- _Your assignment_:
Your copy of the data should match it exactly, leaving out only the pictures.

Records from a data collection

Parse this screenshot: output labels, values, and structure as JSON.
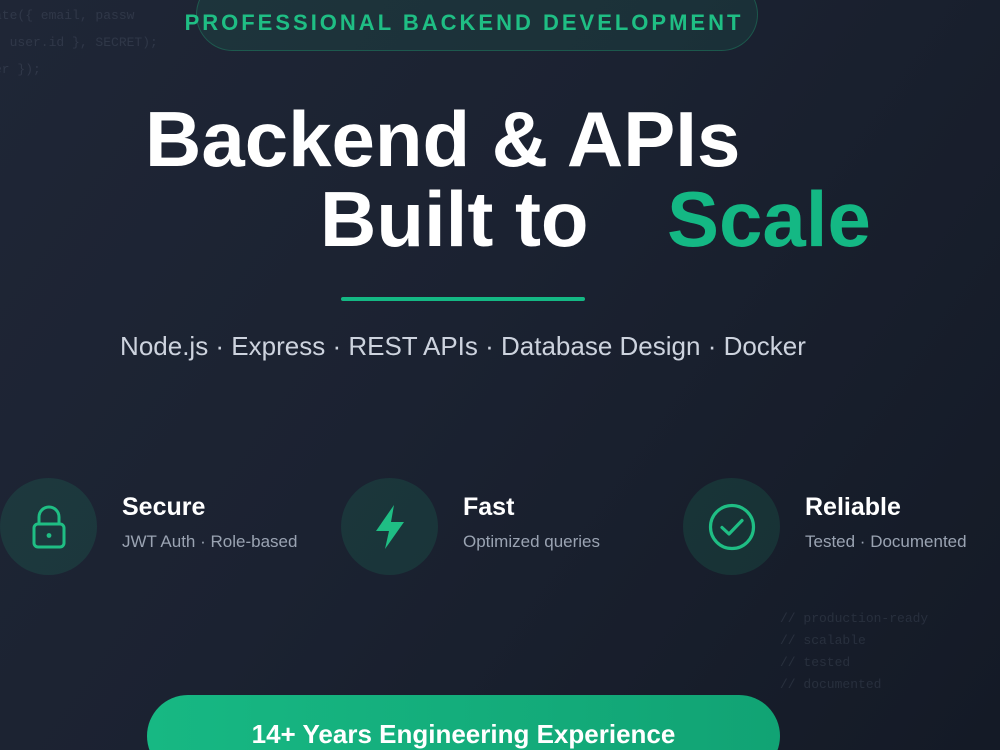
{
  "background": {
    "code_top": [
      "ate({ email, passw",
      "; user.id }, SECRET);",
      "er });"
    ],
    "code_bottom": [
      "// production-ready",
      "// scalable",
      "// tested",
      "// documented"
    ]
  },
  "badge": {
    "label": "PROFESSIONAL BACKEND DEVELOPMENT"
  },
  "hero": {
    "line1": "Backend & APIs",
    "line2": "Built to",
    "accent": "Scale"
  },
  "tech_stack": "Node.js · Express · REST APIs · Database Design · Docker",
  "features": [
    {
      "icon": "lock-icon",
      "title": "Secure",
      "subtitle": "JWT Auth · Role-based"
    },
    {
      "icon": "lightning-icon",
      "title": "Fast",
      "subtitle": "Optimized queries"
    },
    {
      "icon": "check-circle-icon",
      "title": "Reliable",
      "subtitle": "Tested · Documented"
    }
  ],
  "cta": {
    "label": "14+ Years Engineering Experience"
  },
  "colors": {
    "accent": "#14b884",
    "background": "#1b2231",
    "muted_text": "#9aa3b2"
  }
}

- _The answer_:
Parse this screenshot: output labels, values, and structure as JSON.
{
  "background": {
    "code_top": [
      "ate({ email, passw",
      "; user.id }, SECRET);",
      "er });"
    ],
    "code_bottom": [
      "// production-ready",
      "// scalable",
      "// tested",
      "// documented"
    ]
  },
  "badge": {
    "label": "PROFESSIONAL BACKEND DEVELOPMENT"
  },
  "hero": {
    "line1": "Backend & APIs",
    "line2": "Built to",
    "accent": "Scale"
  },
  "tech_stack": "Node.js · Express · REST APIs · Database Design · Docker",
  "features": [
    {
      "icon": "lock-icon",
      "title": "Secure",
      "subtitle": "JWT Auth · Role-based"
    },
    {
      "icon": "lightning-icon",
      "title": "Fast",
      "subtitle": "Optimized queries"
    },
    {
      "icon": "check-circle-icon",
      "title": "Reliable",
      "subtitle": "Tested · Documented"
    }
  ],
  "cta": {
    "label": "14+ Years Engineering Experience"
  },
  "colors": {
    "accent": "#14b884",
    "background": "#1b2231",
    "muted_text": "#9aa3b2"
  }
}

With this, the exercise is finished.